As tensions simmer between Mali and its French and EU partners, reports indicate that the three allies are expected to announce a military withdrawal from the West African country.
The move comes amid mounting concerns over the escalating conflict, which has ravaged the country, with militants carrying out deadly attacks against government forces and civilians.
Mali, a landlocked country in West Africa, has been in turmoil for years. In 2012, Tuareg rebels and Islamist militants seized control of the northern part of the country. France, Mali’s former colonial power, launched a military operation in 2013 to oust the militants, which helped to restore the country’s territorial integrity.
However, the situation has remained unstable, with the central government struggling to control the northern desert regions. Meanwhile, the militant groups have become increasingly violent, carrying out deadly attacks on both military and civilian targets.
The Current Situation
The situation in Mali has been deteriorating in recent months, with the security situation in the country continuing to decline. The UN peacekeeping mission in Mali, known as MINUSMA, has been targeted in a series of deadly attacks, leading to calls for its mandate to be reviewed.
The French military, which has been involved in the fight against Islamist militants in the Sahel region, has also been targeted.
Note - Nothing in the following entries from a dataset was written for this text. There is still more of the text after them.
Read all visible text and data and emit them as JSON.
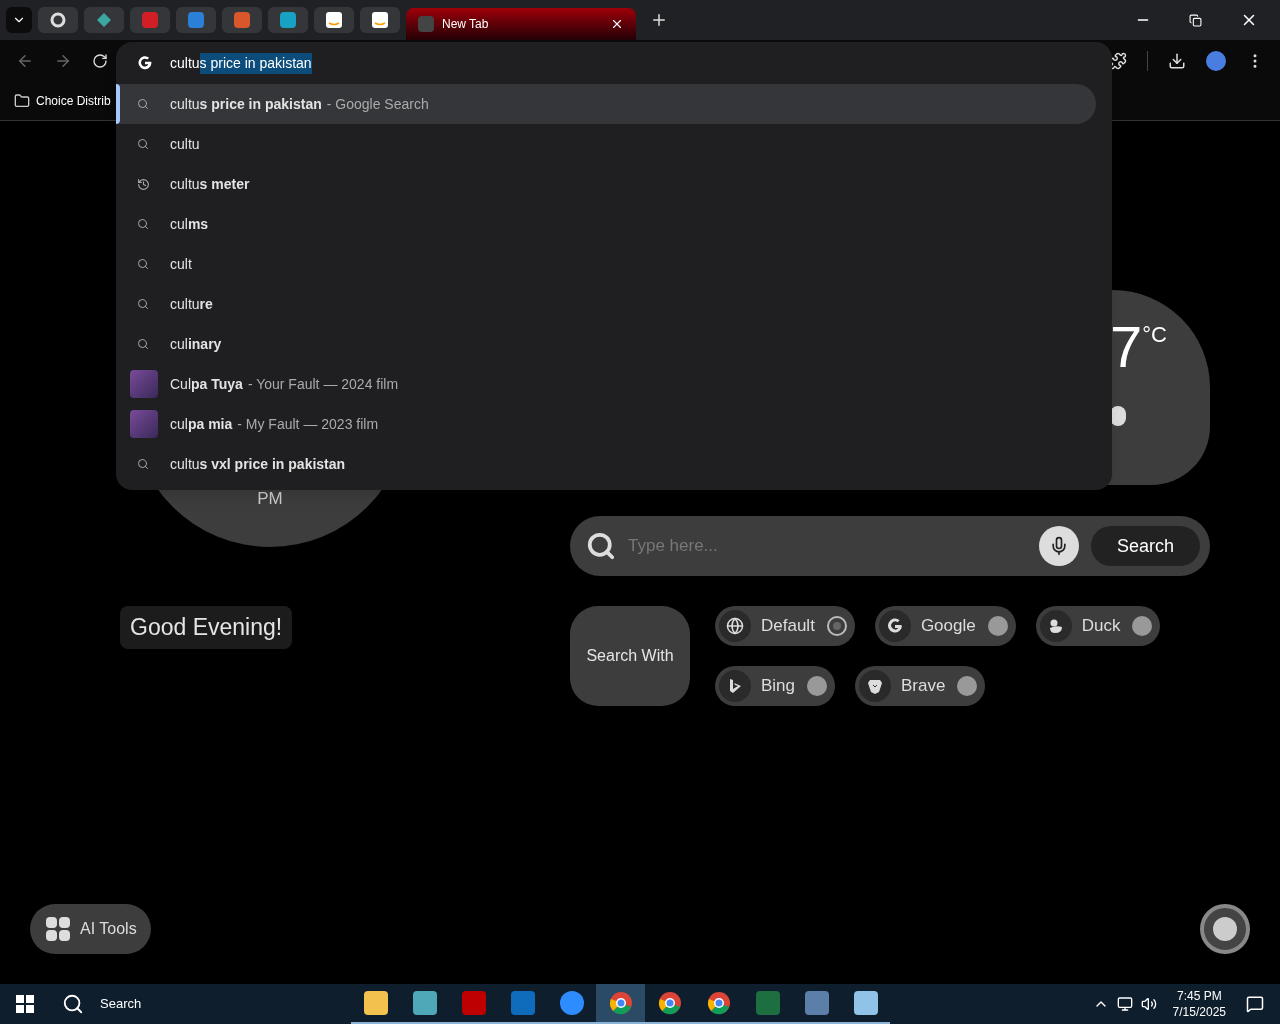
{
  "tabs": [
    {
      "kind": "ring",
      "selected": false
    },
    {
      "kind": "diamond",
      "selected": false
    },
    {
      "kind": "red",
      "selected": false
    },
    {
      "kind": "blue",
      "selected": false
    },
    {
      "kind": "box",
      "selected": false
    },
    {
      "kind": "teal",
      "selected": false
    },
    {
      "kind": "amazon",
      "selected": false
    },
    {
      "kind": "amazon",
      "selected": false
    },
    {
      "kind": "page",
      "label": "New Tab",
      "selected": true
    }
  ],
  "bookmarks": [
    {
      "label": "Choice Distrib"
    }
  ],
  "omnibox": {
    "typed": "cultu",
    "completion": "s price in pakistan"
  },
  "suggestions": [
    {
      "kind": "search",
      "text": "cultu**s price in pakistan**",
      "detail": "- Google Search",
      "selected": true
    },
    {
      "kind": "search",
      "text": "cultu",
      "selected": false
    },
    {
      "kind": "history",
      "text": "cultu**s meter**",
      "selected": false
    },
    {
      "kind": "search",
      "text": "cul**ms**",
      "selected": false
    },
    {
      "kind": "search",
      "text": "cult",
      "selected": false
    },
    {
      "kind": "search",
      "text": "cultu**re**",
      "selected": false
    },
    {
      "kind": "search",
      "text": "cul**inary**",
      "selected": false
    },
    {
      "kind": "entity",
      "text": "Cul**pa Tuya**",
      "detail": "- Your Fault — 2024 film",
      "selected": false
    },
    {
      "kind": "entity",
      "text": "cul**pa mia**",
      "detail": "- My Fault — 2023 film",
      "selected": false
    },
    {
      "kind": "search",
      "text": "cultu**s vxl price in pakistan**",
      "selected": false
    }
  ],
  "clock": {
    "period": "PM"
  },
  "weather": {
    "temperature": "7",
    "unit": "°C"
  },
  "greeting": "Good Evening!",
  "search": {
    "placeholder": "Type here...",
    "button": "Search"
  },
  "search_with": {
    "label": "Search With",
    "engines": [
      {
        "kind": "globe",
        "label": "Default",
        "selected": true
      },
      {
        "kind": "google",
        "label": "Google",
        "selected": false
      },
      {
        "kind": "duck",
        "label": "Duck",
        "selected": false
      },
      {
        "kind": "bing",
        "label": "Bing",
        "selected": false
      },
      {
        "kind": "brave",
        "label": "Brave",
        "selected": false
      }
    ]
  },
  "ai_tools": {
    "label": "AI Tools"
  },
  "taskbar": {
    "search": "Search",
    "apps": [
      {
        "kind": "folder",
        "active": false
      },
      {
        "kind": "diamond",
        "active": false
      },
      {
        "kind": "filezilla",
        "active": false
      },
      {
        "kind": "outlook",
        "active": false
      },
      {
        "kind": "zoom",
        "active": false
      },
      {
        "kind": "chrome",
        "active": true
      },
      {
        "kind": "chrome",
        "active": false
      },
      {
        "kind": "chrome",
        "active": false
      },
      {
        "kind": "excel",
        "active": false
      },
      {
        "kind": "calculator",
        "active": false
      },
      {
        "kind": "notepad",
        "active": false
      }
    ],
    "time": "7:45 PM",
    "date": "7/15/2025"
  }
}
In June 2021, a French soldier was killed in a suicide attack in Mali.
In addition, the country has been rocked by a series of protests, with citizens taking to the streets to call for the government’s resignation. Many Malians are frustrated with the slow pace of reforms and the government’s inability to address the country’s economic and security challenges.
The Proposed Withdrawal
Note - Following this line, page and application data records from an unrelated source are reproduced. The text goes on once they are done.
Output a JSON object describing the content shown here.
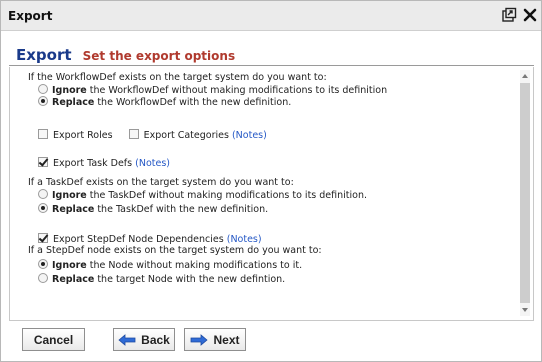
{
  "window": {
    "title": "Export",
    "maximize_icon": "maximize-icon",
    "close_icon": "close-icon"
  },
  "header": {
    "title": "Export",
    "subtitle": "Set the export options"
  },
  "workflow": {
    "question": "If the WorkflowDef exists on the target system do you want to:",
    "options": [
      {
        "bold": "Ignore",
        "text": " the WorkflowDef without making modifications to its definition",
        "checked": false
      },
      {
        "bold": "Replace",
        "text": " the WorkflowDef with the new definition.",
        "checked": true
      }
    ]
  },
  "checkboxes": {
    "export_roles": {
      "label": "Export Roles",
      "checked": false
    },
    "export_categories": {
      "label": "Export Categories",
      "checked": false,
      "notes": "(Notes)"
    },
    "export_task_defs": {
      "label": "Export Task Defs",
      "checked": true,
      "notes": "(Notes)"
    },
    "export_stepdef_deps": {
      "label": "Export StepDef Node Dependencies",
      "checked": true,
      "notes": "(Notes)"
    }
  },
  "taskdef": {
    "question": "If a TaskDef exists on the target system do you want to:",
    "options": [
      {
        "bold": "Ignore",
        "text": " the TaskDef without making modifications to its definition.",
        "checked": false
      },
      {
        "bold": "Replace",
        "text": " the TaskDef with the new definition.",
        "checked": true
      }
    ]
  },
  "stepdef": {
    "question": "If a StepDef node exists on the target system do you want to:",
    "options": [
      {
        "bold": "Ignore",
        "text": " the Node without making modifications to it.",
        "checked": true
      },
      {
        "bold": "Replace",
        "text": " the target Node with the new defintion.",
        "checked": false
      }
    ]
  },
  "footer": {
    "cancel_label": "Cancel",
    "back_label": "Back",
    "next_label": "Next"
  },
  "colors": {
    "header_title": "#1a3a8a",
    "header_subtitle": "#b03a2e",
    "link": "#2457c5",
    "arrow_blue": "#2f6bd6"
  }
}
Despite the challenges, France and its EU partners have supported the Malian government in its fight against the militants. However, reports suggest that the three allies plan to withdraw their military forces from the country as they seek to shift their focus to other security challenges.
The proposed withdrawal has been met with mixed reactions, with some observers warning that it could lead to further instability in the country. Others, however, argue that it could be an opportunity for Mali to take charge of its own security, with the government assuming a more significant role in maintaining peace and stability.
The situation in Mali remains highly volatile, with the country facing a range of security and economic challenges. While the proposed withdrawal of French and EU forces could be a significant development, it is unlikely to resolve the country’s underlying problems.
Mali will need to address the root causes of the conflict, including poverty, corruption, and the marginalization of minority groups, to achieve lasting peace and stability. Until then, the country will continue to face significant challenges, both internally and from external actors.